Higher current capabilities of power LEDs enable strobed lighting for vision systems.
Matt Pinter, Smart Vision Lights, and Christos Sarakinos, Future Lighting Solutions
Smart cameras, at a reduced price, have continued to increase capabilities for machine vision applications, but lighting has not kept pace. There is hope, however, if lighting designers take advantage of performance and packaging breakthroughs.
For power LEDs, the relationship between the forward current and the light output is direct, assuming constant temperature. As DC forward current is increased, light output increases.
The first power LED introduced in 1999 by Philips Lumileds had a nominal forward current of 0.35 A and maximum DC forward current of 0.38 A, leaving little room to overdrive the LED for increased light output. Since then, light output has increased significantly, and with the introduction of higher-current packages, red power LEDs now can withstand up to 2.2 A.
Even when DC current increases at the same rate, the relative increase in light output of power LEDs varies from manufacturer to manufacturer and occurs at various rates. Thus, care must be taken to select the appropriate power LED.
The power dissipated through the LED is a product of the forward current, the forward voltage and quantum efficiency. Thus, increasing the drive current also increases the power dissipated. Along with ambient temperature and system thermal resistance, dissipated power is one of the main factors contributing to increased junction temperature. (The junction is the semiconductor die within the power LED that is responsible for light production.)
The light output of a power LED decreases as its junction temperature increases. For some technologies, such as those responsible for producing blue light, this decrease is negligible. For others, such as those responsible for producing red light, it can be significant.
If the junction temperature surpasses the maximum on the product data sheet, the integrity of the silicone encapsulate surrounding the die deteriorates, and the LED fails catastrophically. In addition, an elevated junction temperature causes irreversible degradation over time. So, although greater light output can be achieved by driving power LEDs harder, there is a thermal cost. The increased heat must be properly managed.

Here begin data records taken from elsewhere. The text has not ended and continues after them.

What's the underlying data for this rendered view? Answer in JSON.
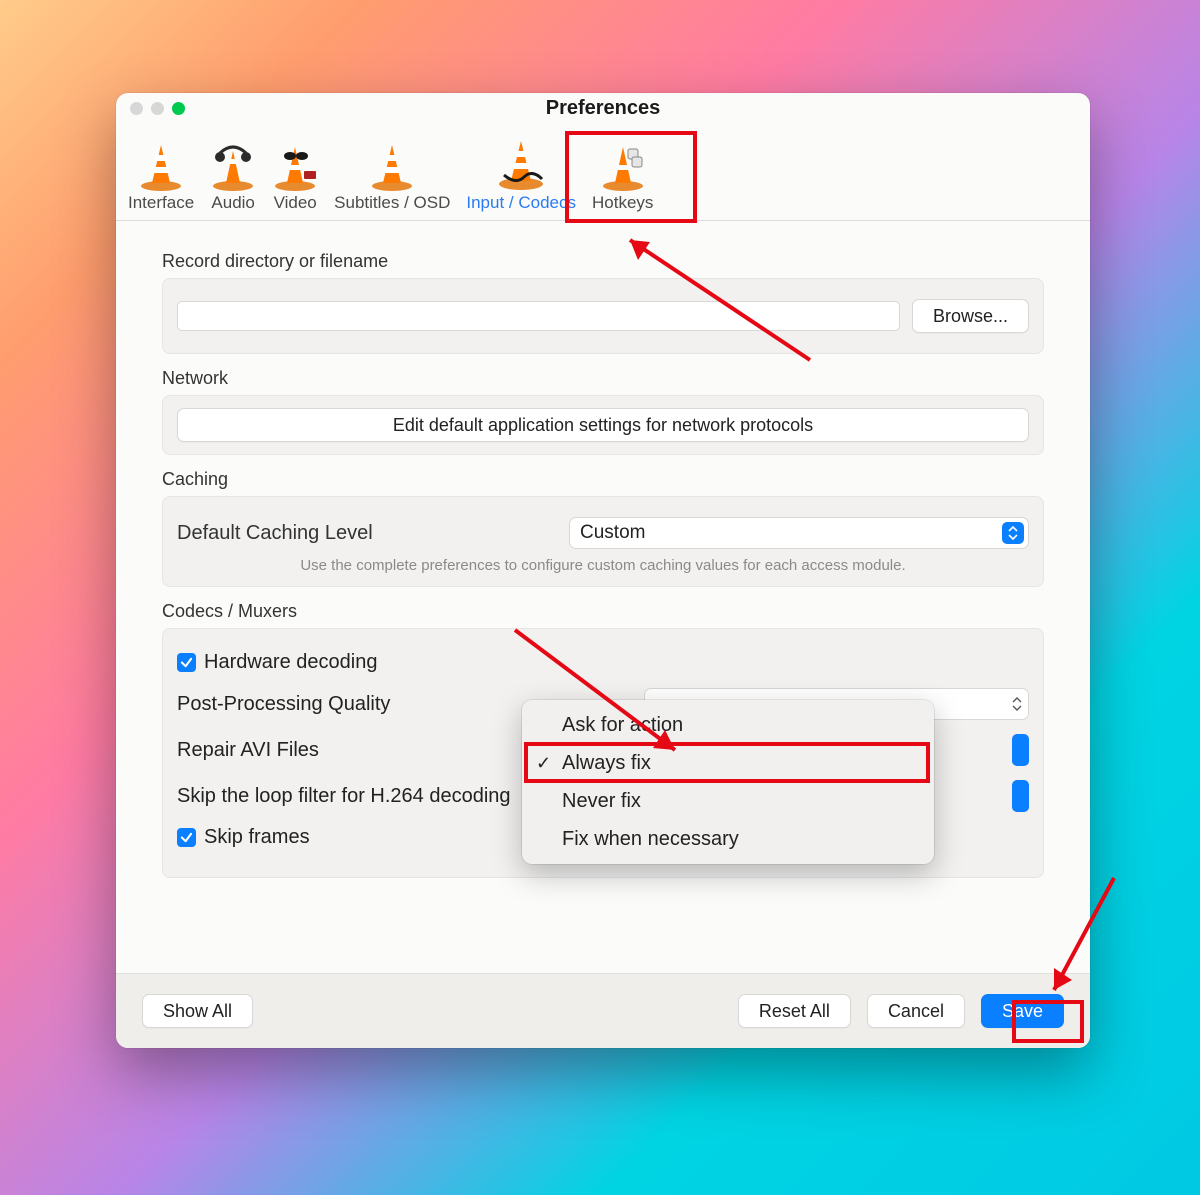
{
  "window": {
    "title": "Preferences"
  },
  "tabs": [
    {
      "label": "Interface"
    },
    {
      "label": "Audio"
    },
    {
      "label": "Video"
    },
    {
      "label": "Subtitles / OSD"
    },
    {
      "label": "Input / Codecs"
    },
    {
      "label": "Hotkeys"
    }
  ],
  "sections": {
    "record_label": "Record directory or filename",
    "record_value": "",
    "browse": "Browse...",
    "network_label": "Network",
    "network_button": "Edit default application settings for network protocols",
    "caching_label": "Caching",
    "caching_level_label": "Default Caching Level",
    "caching_level_value": "Custom",
    "caching_hint": "Use the complete preferences to configure custom caching values for each access module.",
    "codecs_label": "Codecs / Muxers",
    "hw_decoding": "Hardware decoding",
    "postproc": "Post-Processing Quality",
    "repair_avi": "Repair AVI Files",
    "skip_loop": "Skip the loop filter for H.264 decoding",
    "skip_frames": "Skip frames"
  },
  "dropdown": {
    "items": [
      "Ask for action",
      "Always fix",
      "Never fix",
      "Fix when necessary"
    ],
    "selected_index": 1
  },
  "buttons": {
    "show_all": "Show All",
    "reset_all": "Reset All",
    "cancel": "Cancel",
    "save": "Save"
  }
}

From a thermal standpoint, power LEDs differ from other sources. Unlike traditional LEDs, they have separate electrical and thermal paths. And unlike conventional lighting, they do not radiate heat forward, but instead conduct it through the slug to the underside of the device. From there, the heat generally moves to the board, to the heat sink and, finally, to the air.
When using high-power LEDs in high-current applications such as vision system lighting, a large, bulky heat sink or thermoelectric cooler is needed to maintain a reasonable junction temperature. Although heat sinks made from aluminum and copper dissipate heat quickly and efficiently, they are costly to manufacture and difficult to design. Nevertheless, to ensure proper operation and to prevent power LED failure, many lighting manufacturers are designing such costly, elaborate systems to ensure necessary heat dissipation capabilities.
Strobing for machine vision
However, there is a way to lessen the heat dissipation needs in machine vision applications. More than 90 percent of machine vision applications can strobe the light used for the inspection. A strobe is an extremely short burst or pulse of light at a higher than normal intensity, synchronized with the image acquisition in a camera. The majority of cameras are set up to use strobed light sources. If strobed, lighting can be designed with far less heat sinking, resulting in simpler designs and tangible cost savings.
When a power LED is turned on, the power dissipates, and the thermal characteristics of the system components determine the thermal response time constants that, in turn, govern the temperature rise and fall times. The junction temperature rises sharply when the LED is on and decreases sharply when it turns off (Figure 1). Hence, strobing the LEDs gives the junction temperature time to drop, minimizing the heat sinking needed.
Figure 1. Strobing of power LEDs gives the junction temperature time to decrease. The red lines show the steady-state response of a power LED that is in constant DC operation.
Frequency and duty cycle can control the junction temperature of machine vision lighting systems. A low duty cycle (typically between 6 and 12 percent) is very forgiving. Thus, in a pulsed system with a low duty cycle, the junction temperature is affected heavily by frequency, and so frequency determines the amount of heat sinking that is required.
The calculations that predict junction temperature by taking into account all the factors involved are complicated and time-consuming. The effect of frequency, in particular, is not straightforward. Fortunately, there is thermal simulation software with built-in models of power LEDs and with transient simulation capabilities.
Strobing of power LEDs allows a lower junction temperature with increased light; conversely, if the light-output level is acceptable, strobing the power LEDs allows greatly reduced heat sinking (Figure 2). As a result, the size and cost of heat sinking will be reduced. This technique finally will allow camera lighting to achieve up to a 200 percent increase in light at reduced cost, letting it catch up with smart cameras.
Figure 2. The junction temperature of a red Luxeon III emitter at 2.2 A at constant forward current, strobed at a duty cycle of 12 percent and of 6 percent, is compared.
Meet the authors
Matt Pinter is a design engineer at Smart Vision Lights in Muskegon, Mich.; e-mail: email@example.com.
Christos Sarakinos is a regional technical manager at Future Lighting Solutions in Montreal; e-mail: christos.saraki firstname.lastname@example.org.